■ **DIRECTIONS FOR THIS TASK**
The entries are to be given back verbatim; no picture is to be copied.

■ **DATA RECORDS**
------------------------------------
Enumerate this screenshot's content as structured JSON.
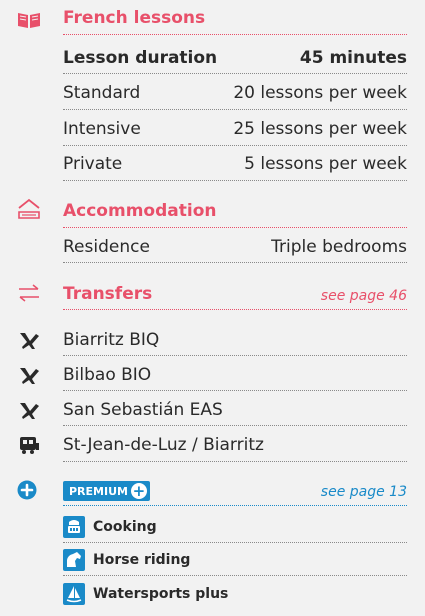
{
  "french_lessons": {
    "title": "French lessons",
    "icon": "open-book-icon",
    "duration_label": "Lesson duration",
    "duration_value": "45 minutes",
    "rows": [
      {
        "label": "Standard",
        "value": "20 lessons per week"
      },
      {
        "label": "Intensive",
        "value": "25 lessons per week"
      },
      {
        "label": "Private",
        "value": "5 lessons per week"
      }
    ]
  },
  "accommodation": {
    "title": "Accommodation",
    "icon": "house-icon",
    "rows": [
      {
        "label": "Residence",
        "value": "Triple bedrooms"
      }
    ]
  },
  "transfers": {
    "title": "Transfers",
    "icon": "transfer-arrows-icon",
    "page_ref": "see page 46",
    "rows": [
      {
        "label": "Biarritz BIQ",
        "icon": "plane-icon"
      },
      {
        "label": "Bilbao BIO",
        "icon": "plane-icon"
      },
      {
        "label": "San Sebastián EAS",
        "icon": "plane-icon"
      },
      {
        "label": "St-Jean-de-Luz / Biarritz",
        "icon": "train-icon"
      }
    ]
  },
  "premium": {
    "badge": "PREMIUM",
    "icon": "plus-circle-icon",
    "page_ref": "see page 13",
    "items": [
      {
        "label": "Cooking",
        "icon": "cooking-pot-icon"
      },
      {
        "label": "Horse riding",
        "icon": "horse-icon"
      },
      {
        "label": "Watersports plus",
        "icon": "sailboat-icon"
      }
    ]
  },
  "colors": {
    "accent_red": "#e8506a",
    "accent_blue": "#1a8ac8",
    "text": "#2a2a2a",
    "background": "#f2f2f2"
  }
}
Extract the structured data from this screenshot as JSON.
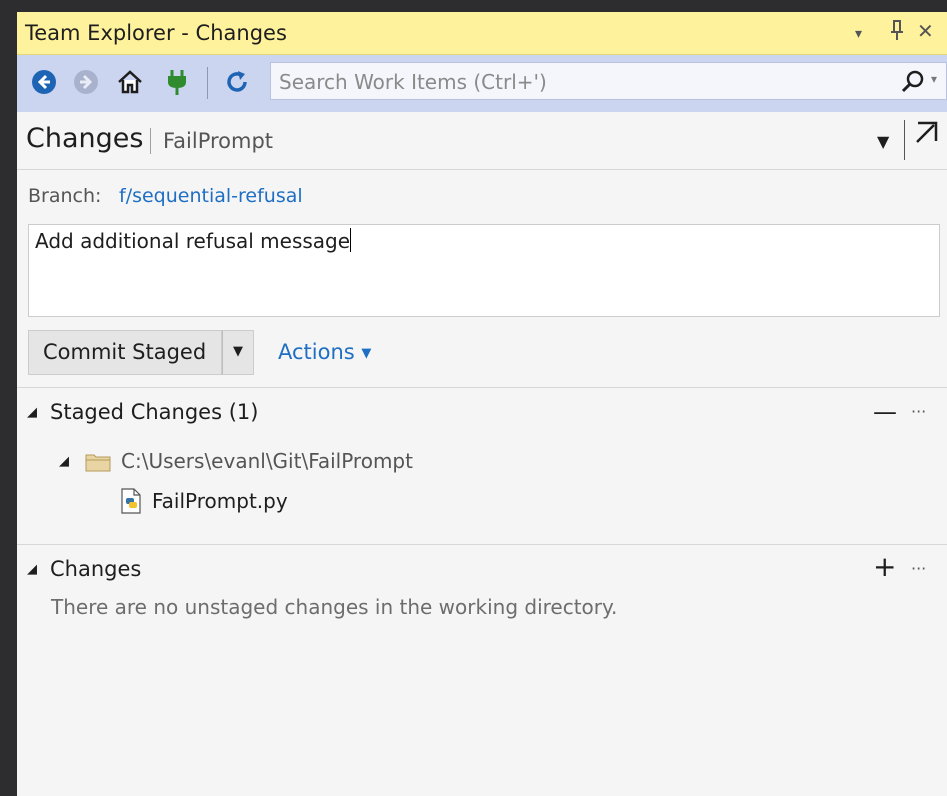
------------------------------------
■ **COMPLETED EXERCISE**
Enumerate this screenshot's content as structured JSON.
{
  "french_lessons": {
    "title": "French lessons",
    "icon": "open-book-icon",
    "duration_label": "Lesson duration",
    "duration_value": "45 minutes",
    "rows": [
      {
        "label": "Standard",
        "value": "20 lessons per week"
      },
      {
        "label": "Intensive",
        "value": "25 lessons per week"
      },
      {
        "label": "Private",
        "value": "5 lessons per week"
      }
    ]
  },
  "accommodation": {
    "title": "Accommodation",
    "icon": "house-icon",
    "rows": [
      {
        "label": "Residence",
        "value": "Triple bedrooms"
      }
    ]
  },
  "transfers": {
    "title": "Transfers",
    "icon": "transfer-arrows-icon",
    "page_ref": "see page 46",
    "rows": [
      {
        "label": "Biarritz BIQ",
        "icon": "plane-icon"
      },
      {
        "label": "Bilbao BIO",
        "icon": "plane-icon"
      },
      {
        "label": "San Sebastián EAS",
        "icon": "plane-icon"
      },
      {
        "label": "St-Jean-de-Luz / Biarritz",
        "icon": "train-icon"
      }
    ]
  },
  "premium": {
    "badge": "PREMIUM",
    "icon": "plus-circle-icon",
    "page_ref": "see page 13",
    "items": [
      {
        "label": "Cooking",
        "icon": "cooking-pot-icon"
      },
      {
        "label": "Horse riding",
        "icon": "horse-icon"
      },
      {
        "label": "Watersports plus",
        "icon": "sailboat-icon"
      }
    ]
  },
  "colors": {
    "accent_red": "#e8506a",
    "accent_blue": "#1a8ac8",
    "text": "#2a2a2a",
    "background": "#f2f2f2"
  }
}
Extract the structured data from this screenshot as JSON.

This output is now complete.